Back on Yolŋu country, Djalkiri Foundation Aboriginal Corporation (Djalkiri) is a community-led organisation – with a Yolŋu CEO, Rarrtjiwuy Melanie Herdman – that aims to support and ground emerging Yolŋu leaders in both-ways theory and practice. Djalkiri delivers the Success Through Employment Pathways (STEP) Program, in close partnership with Yolŋu elders, who have strong knowledge of both the Yolŋu and balanda worlds, and non-Indigenous mentors who can support emerging leaders to navigate the mainstream system.
These programs have demonstrated success (in the case of MLP) and great promise (in the case of the much newer, STEP) because they have been locally designed and are highly contextualised to reflect the experience of emerging Martu and Yolŋu leaders respectively. They seek to grapple with the structural barriers that have made it so difficult for First Nations people to thrive in two worlds and for which we are yet to fully solve.
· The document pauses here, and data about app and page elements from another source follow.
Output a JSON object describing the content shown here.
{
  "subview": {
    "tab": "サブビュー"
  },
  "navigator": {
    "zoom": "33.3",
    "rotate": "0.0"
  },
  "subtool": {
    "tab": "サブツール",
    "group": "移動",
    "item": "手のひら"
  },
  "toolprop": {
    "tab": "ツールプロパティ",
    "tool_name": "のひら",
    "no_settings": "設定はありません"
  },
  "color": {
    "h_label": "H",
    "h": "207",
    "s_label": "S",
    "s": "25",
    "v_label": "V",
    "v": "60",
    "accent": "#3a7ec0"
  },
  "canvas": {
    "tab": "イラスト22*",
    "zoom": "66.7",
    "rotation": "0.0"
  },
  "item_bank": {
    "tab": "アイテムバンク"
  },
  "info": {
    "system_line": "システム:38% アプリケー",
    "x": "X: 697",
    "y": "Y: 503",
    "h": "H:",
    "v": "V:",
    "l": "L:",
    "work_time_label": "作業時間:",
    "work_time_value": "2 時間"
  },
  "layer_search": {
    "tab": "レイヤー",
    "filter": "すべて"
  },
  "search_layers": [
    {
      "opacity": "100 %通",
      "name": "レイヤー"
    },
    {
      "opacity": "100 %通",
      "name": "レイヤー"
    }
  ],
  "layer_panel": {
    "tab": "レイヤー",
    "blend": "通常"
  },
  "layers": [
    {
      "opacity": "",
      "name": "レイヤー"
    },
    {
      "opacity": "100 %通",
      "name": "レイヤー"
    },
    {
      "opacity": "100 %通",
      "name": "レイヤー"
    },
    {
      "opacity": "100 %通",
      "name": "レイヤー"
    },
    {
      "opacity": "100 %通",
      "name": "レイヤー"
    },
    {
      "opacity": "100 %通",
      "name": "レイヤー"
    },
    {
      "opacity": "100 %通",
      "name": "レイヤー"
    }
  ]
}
The emergence of First Nations executives will take some time yet, particularly where cultural and linguistic barriers are most significant. And during that time, non-Indigenous managers will have roles to play in supporting First Nations organisations. But it is incumbent upon those people to fulfill that role with humility, reflecting the types of qualities identified in this article. For the mere existence of a First Nations board will not equate to self-determination, unless those who walk alongside them are willing and able to work with integrity and restraint, to support the board and make it so.
For more information contact Brendan Ferguson on firstname.lastname@example.org
The illustration is of a Yolŋu Chair showing a non-Indigenous executive the layers of bark that can be peeled back from a paperbark tree using this as a metaphor for the layers of Yolŋu culture that are revealed to you when you show a willingness to learn.
1 The Coalition of Peaks is made up of over 50 Aboriginal and Torres Strait Islander community-controlled peak and member organisations across Australia.
2 Balanda, kartiya and gubba are common terms used in Aboriginal languages in different parts of Australia to refer to non-Indigenous people. Balanda is commonly used across Arnhem land in Yolŋu communities.
3 See further in the SVA Annual Review, 2020-21, at pages 30-31.
4 Australian Institute of Company Directors, Director Tools: Relationship between the board and management, accessed on 22 January 2022.
5 ORIC Oracle, May 2018, CEO Accountability, accessed on 22 January 2022.